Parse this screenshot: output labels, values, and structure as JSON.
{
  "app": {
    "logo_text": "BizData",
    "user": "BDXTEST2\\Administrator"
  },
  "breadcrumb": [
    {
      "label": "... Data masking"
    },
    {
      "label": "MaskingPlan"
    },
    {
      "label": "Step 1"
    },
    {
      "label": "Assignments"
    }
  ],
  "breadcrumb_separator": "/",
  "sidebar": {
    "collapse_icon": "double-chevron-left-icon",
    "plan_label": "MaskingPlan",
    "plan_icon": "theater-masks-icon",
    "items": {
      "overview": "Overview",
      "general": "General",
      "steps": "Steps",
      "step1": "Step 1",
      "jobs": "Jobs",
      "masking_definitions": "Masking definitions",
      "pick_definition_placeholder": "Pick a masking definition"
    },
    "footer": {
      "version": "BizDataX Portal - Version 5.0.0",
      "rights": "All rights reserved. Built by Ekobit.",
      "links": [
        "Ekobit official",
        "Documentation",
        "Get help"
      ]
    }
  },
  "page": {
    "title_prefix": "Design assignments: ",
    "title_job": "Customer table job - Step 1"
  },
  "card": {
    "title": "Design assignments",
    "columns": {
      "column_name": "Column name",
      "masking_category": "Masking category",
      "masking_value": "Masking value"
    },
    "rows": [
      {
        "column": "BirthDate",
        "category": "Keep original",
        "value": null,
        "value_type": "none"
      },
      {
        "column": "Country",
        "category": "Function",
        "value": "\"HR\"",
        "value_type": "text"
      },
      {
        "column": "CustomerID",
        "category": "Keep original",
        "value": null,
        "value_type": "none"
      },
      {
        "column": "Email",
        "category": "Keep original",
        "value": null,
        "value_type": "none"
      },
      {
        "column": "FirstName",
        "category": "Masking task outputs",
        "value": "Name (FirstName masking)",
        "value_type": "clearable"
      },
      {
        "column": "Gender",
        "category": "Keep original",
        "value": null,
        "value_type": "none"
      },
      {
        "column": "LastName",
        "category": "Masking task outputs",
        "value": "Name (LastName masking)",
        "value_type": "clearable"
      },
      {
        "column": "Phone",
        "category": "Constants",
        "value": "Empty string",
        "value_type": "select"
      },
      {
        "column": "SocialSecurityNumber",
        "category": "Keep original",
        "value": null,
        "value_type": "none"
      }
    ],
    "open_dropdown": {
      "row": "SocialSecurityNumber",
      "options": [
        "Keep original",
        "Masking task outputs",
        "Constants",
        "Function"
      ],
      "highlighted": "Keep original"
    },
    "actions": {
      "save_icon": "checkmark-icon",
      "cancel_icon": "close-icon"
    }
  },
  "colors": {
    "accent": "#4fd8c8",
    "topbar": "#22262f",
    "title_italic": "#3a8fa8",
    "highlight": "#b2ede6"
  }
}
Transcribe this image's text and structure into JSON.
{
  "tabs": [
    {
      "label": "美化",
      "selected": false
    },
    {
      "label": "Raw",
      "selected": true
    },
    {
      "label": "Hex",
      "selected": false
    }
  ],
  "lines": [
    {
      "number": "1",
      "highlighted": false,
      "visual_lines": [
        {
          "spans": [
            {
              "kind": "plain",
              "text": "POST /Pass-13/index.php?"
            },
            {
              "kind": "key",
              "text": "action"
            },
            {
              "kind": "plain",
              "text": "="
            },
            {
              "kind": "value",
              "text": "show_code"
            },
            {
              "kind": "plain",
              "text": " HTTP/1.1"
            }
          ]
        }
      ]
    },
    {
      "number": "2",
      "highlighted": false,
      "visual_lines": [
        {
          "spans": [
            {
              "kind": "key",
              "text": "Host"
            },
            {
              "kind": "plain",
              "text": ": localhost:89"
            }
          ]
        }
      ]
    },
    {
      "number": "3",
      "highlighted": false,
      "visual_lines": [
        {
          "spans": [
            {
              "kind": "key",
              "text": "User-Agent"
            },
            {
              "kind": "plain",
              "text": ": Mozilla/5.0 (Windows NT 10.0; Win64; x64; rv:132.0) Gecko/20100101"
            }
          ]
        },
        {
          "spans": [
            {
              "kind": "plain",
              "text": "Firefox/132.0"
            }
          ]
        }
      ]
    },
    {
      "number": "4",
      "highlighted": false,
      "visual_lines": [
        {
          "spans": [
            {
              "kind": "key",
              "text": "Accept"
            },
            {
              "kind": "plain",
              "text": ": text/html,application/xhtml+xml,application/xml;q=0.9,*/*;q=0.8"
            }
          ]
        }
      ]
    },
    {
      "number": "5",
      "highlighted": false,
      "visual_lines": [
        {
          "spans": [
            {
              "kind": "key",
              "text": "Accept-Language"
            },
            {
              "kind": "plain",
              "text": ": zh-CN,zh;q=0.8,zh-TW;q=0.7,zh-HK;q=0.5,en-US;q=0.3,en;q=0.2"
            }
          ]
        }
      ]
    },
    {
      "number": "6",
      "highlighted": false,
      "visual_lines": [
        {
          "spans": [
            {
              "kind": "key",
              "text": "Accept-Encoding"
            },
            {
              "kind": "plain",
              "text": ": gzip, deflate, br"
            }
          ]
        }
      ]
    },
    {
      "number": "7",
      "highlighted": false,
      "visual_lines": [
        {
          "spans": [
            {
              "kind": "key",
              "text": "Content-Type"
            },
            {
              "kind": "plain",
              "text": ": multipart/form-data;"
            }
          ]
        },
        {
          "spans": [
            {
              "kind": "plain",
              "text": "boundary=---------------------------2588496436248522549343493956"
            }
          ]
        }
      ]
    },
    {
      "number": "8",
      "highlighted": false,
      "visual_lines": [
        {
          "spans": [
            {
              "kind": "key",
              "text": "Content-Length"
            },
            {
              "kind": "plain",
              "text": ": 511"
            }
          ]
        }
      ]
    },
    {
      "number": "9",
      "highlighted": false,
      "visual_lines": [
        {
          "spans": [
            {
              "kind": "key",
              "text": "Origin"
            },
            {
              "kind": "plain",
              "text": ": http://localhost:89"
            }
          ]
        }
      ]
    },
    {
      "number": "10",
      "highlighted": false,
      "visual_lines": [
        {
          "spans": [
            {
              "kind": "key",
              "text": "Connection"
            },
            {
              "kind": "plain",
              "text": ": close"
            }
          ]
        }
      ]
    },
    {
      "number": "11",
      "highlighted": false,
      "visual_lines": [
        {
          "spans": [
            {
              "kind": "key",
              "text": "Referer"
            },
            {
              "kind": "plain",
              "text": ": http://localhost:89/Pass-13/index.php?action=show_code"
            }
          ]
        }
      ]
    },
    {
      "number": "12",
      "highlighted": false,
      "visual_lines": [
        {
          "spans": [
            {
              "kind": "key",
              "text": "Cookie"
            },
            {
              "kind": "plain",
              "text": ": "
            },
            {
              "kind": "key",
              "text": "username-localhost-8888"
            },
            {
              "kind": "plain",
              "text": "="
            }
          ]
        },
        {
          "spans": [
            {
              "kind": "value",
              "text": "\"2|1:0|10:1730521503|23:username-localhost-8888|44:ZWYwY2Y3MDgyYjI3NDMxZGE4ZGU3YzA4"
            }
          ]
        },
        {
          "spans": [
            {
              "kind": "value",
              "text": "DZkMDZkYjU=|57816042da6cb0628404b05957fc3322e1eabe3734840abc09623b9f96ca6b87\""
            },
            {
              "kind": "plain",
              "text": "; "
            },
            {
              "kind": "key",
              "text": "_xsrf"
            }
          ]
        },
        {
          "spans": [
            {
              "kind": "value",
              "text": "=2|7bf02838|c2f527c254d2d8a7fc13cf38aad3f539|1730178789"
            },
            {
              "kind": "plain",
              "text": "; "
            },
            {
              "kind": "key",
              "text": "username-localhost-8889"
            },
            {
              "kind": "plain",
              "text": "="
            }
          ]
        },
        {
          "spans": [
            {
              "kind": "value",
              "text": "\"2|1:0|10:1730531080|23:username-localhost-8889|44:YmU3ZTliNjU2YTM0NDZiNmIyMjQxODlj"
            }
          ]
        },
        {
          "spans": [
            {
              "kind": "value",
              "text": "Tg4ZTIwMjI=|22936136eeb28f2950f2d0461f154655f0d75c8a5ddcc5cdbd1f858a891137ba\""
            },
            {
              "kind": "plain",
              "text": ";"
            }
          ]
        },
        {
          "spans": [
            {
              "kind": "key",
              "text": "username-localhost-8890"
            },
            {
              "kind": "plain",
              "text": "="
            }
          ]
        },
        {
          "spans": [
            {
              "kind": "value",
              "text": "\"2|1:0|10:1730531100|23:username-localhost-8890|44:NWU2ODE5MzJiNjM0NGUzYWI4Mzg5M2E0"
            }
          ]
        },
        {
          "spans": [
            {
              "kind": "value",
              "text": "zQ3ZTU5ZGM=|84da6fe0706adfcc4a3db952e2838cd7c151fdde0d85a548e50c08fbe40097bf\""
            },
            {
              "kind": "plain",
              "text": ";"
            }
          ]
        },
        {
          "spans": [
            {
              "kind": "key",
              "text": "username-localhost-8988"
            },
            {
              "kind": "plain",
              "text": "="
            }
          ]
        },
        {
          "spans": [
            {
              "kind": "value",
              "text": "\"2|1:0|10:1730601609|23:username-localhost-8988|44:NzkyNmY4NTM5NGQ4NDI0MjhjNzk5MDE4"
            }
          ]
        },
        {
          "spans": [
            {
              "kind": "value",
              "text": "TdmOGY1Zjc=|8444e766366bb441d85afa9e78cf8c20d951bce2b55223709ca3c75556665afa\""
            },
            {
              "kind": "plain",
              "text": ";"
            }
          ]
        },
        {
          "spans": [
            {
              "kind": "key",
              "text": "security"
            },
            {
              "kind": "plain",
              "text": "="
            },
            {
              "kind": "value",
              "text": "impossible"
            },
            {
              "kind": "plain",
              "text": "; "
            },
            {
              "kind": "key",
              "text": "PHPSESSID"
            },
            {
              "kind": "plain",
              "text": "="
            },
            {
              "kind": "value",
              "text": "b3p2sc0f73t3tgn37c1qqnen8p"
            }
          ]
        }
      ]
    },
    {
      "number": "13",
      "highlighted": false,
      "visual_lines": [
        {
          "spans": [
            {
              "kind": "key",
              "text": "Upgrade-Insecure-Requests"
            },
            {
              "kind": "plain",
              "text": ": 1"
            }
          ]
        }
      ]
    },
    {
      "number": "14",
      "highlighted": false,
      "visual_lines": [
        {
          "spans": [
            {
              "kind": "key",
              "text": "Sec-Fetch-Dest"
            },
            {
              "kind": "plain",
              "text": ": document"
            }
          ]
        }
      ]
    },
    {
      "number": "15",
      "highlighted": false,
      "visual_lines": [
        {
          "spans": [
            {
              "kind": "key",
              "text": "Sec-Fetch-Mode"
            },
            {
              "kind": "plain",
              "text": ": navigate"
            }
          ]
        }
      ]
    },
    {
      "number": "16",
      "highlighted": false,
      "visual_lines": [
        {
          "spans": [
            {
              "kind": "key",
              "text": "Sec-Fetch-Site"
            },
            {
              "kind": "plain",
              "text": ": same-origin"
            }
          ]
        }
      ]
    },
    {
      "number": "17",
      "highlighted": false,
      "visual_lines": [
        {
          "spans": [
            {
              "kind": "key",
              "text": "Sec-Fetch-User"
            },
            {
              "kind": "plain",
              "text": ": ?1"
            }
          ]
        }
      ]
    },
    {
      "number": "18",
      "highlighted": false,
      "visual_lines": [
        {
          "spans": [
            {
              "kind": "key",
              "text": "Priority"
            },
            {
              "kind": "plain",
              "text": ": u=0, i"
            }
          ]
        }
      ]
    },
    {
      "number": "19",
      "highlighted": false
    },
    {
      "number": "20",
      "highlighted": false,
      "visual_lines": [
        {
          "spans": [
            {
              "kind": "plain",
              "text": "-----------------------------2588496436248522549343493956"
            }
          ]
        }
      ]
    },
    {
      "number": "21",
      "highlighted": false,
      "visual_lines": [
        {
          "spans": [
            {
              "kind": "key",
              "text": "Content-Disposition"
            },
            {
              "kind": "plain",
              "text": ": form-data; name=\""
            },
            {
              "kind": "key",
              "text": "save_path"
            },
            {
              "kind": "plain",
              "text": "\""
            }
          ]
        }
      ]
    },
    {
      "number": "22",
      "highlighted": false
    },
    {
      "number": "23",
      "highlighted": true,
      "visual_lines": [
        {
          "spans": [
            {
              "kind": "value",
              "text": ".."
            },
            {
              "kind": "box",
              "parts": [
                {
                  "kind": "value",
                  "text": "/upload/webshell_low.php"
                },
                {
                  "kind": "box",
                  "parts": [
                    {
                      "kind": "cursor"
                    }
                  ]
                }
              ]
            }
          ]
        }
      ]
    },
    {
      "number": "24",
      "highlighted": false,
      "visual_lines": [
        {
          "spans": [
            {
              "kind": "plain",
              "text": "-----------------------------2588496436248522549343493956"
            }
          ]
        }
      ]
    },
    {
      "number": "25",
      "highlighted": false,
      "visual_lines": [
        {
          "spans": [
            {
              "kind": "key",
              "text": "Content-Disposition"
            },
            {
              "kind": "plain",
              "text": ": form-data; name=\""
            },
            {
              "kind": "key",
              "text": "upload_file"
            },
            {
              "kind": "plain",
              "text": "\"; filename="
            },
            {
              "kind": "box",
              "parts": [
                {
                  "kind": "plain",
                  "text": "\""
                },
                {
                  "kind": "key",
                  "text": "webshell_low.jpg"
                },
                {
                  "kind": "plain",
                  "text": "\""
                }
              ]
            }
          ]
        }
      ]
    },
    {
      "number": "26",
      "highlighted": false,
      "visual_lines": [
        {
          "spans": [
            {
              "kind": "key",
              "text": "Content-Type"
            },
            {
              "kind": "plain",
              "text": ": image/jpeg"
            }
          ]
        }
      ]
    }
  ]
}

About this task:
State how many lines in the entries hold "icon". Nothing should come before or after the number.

Result:
4